Materials & methods: Transcriptional profiles of whole-blood, CD4+ T cells and B cells were analyzed from nine female patients (mean age 53 +/- 11 years) with active RA disease (DAS28 > 5.1), starting rituximab therapy using Illumina (CA, USA) gene-expression microarrays. Whole-blood RNA was extracted using the PAXgene system (PreAnalytix, Hombrechtikon, Switzerland) whilst the lymphocyte RNA was obtained following cell isolation using negative selection. Flow cytometry analysis was performed to determine whole blood subpopulations, as well as the lymphocyte isolation purity.
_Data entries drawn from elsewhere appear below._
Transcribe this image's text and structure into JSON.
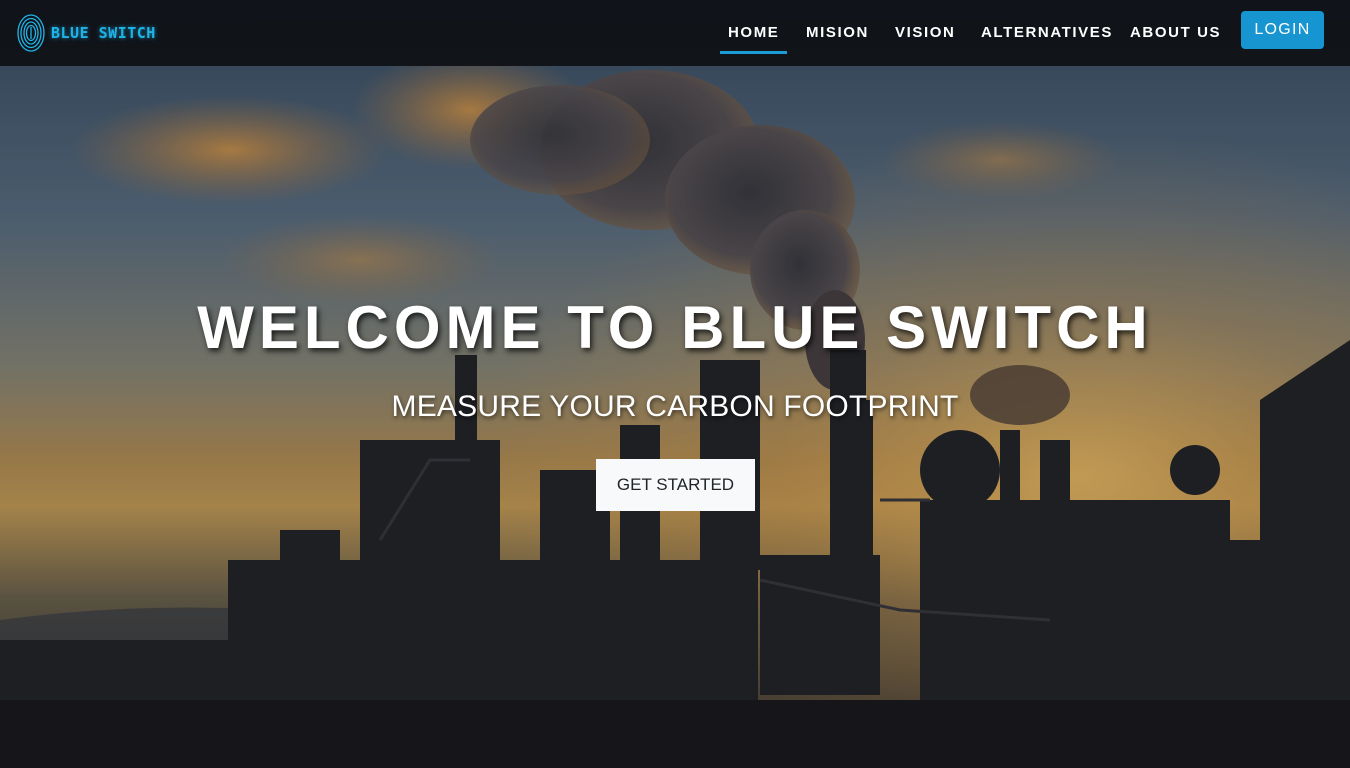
{
  "brand": {
    "name": "BLUE SWITCH",
    "logo_icon": "fingerprint-icon",
    "color": "#1fb3e8"
  },
  "nav": {
    "items": [
      {
        "label": "HOME",
        "active": true
      },
      {
        "label": "MISION",
        "active": false
      },
      {
        "label": "VISION",
        "active": false
      },
      {
        "label": "ALTERNATIVES",
        "active": false
      },
      {
        "label": "ABOUT US",
        "active": false
      }
    ],
    "login_label": "LOGIN",
    "accent_color": "#1795d0"
  },
  "hero": {
    "title": "WELCOME TO BLUE SWITCH",
    "subtitle": "MEASURE YOUR CARBON FOOTPRINT",
    "cta_label": "GET STARTED",
    "background": "industrial-factory-smoke-sunset-photo"
  }
}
A whole-genome expression profiling was performed on the RNA samples prepared from the three blood cell populations using the Illumina Human 6 Beadchip array system version 1 (Illumina). From the group of statistically significant genes showing differential expression in rituximab responders compared with nonresponder RA patients, we selected a group of candidate genes that were subsequently validated in the same RNA samples using TaqMan real-time PCR assays.
Results: Several genes were identified whose level of expression is associated significantly with the response to rituximab in all three blood cell types evaluated (multiple-test corrected p-value < 0.05). Real-time PCR-validated genes include ARG1 (1.6-fold downregulated in responders) and TRAF1 (1.4-fold upregulated in responders) genes in whole blood and TLR4 (1.3-fold upregulated in responders) in CD4+ T cells.
Conclusions: The present study is the first gene expression microarray analysis reporting on biomarkers of the clinical response to rituximab in RA in blood cells. Following validation in larger cohorts, the identified genes may serve as biomarkers for treatment choice in RA.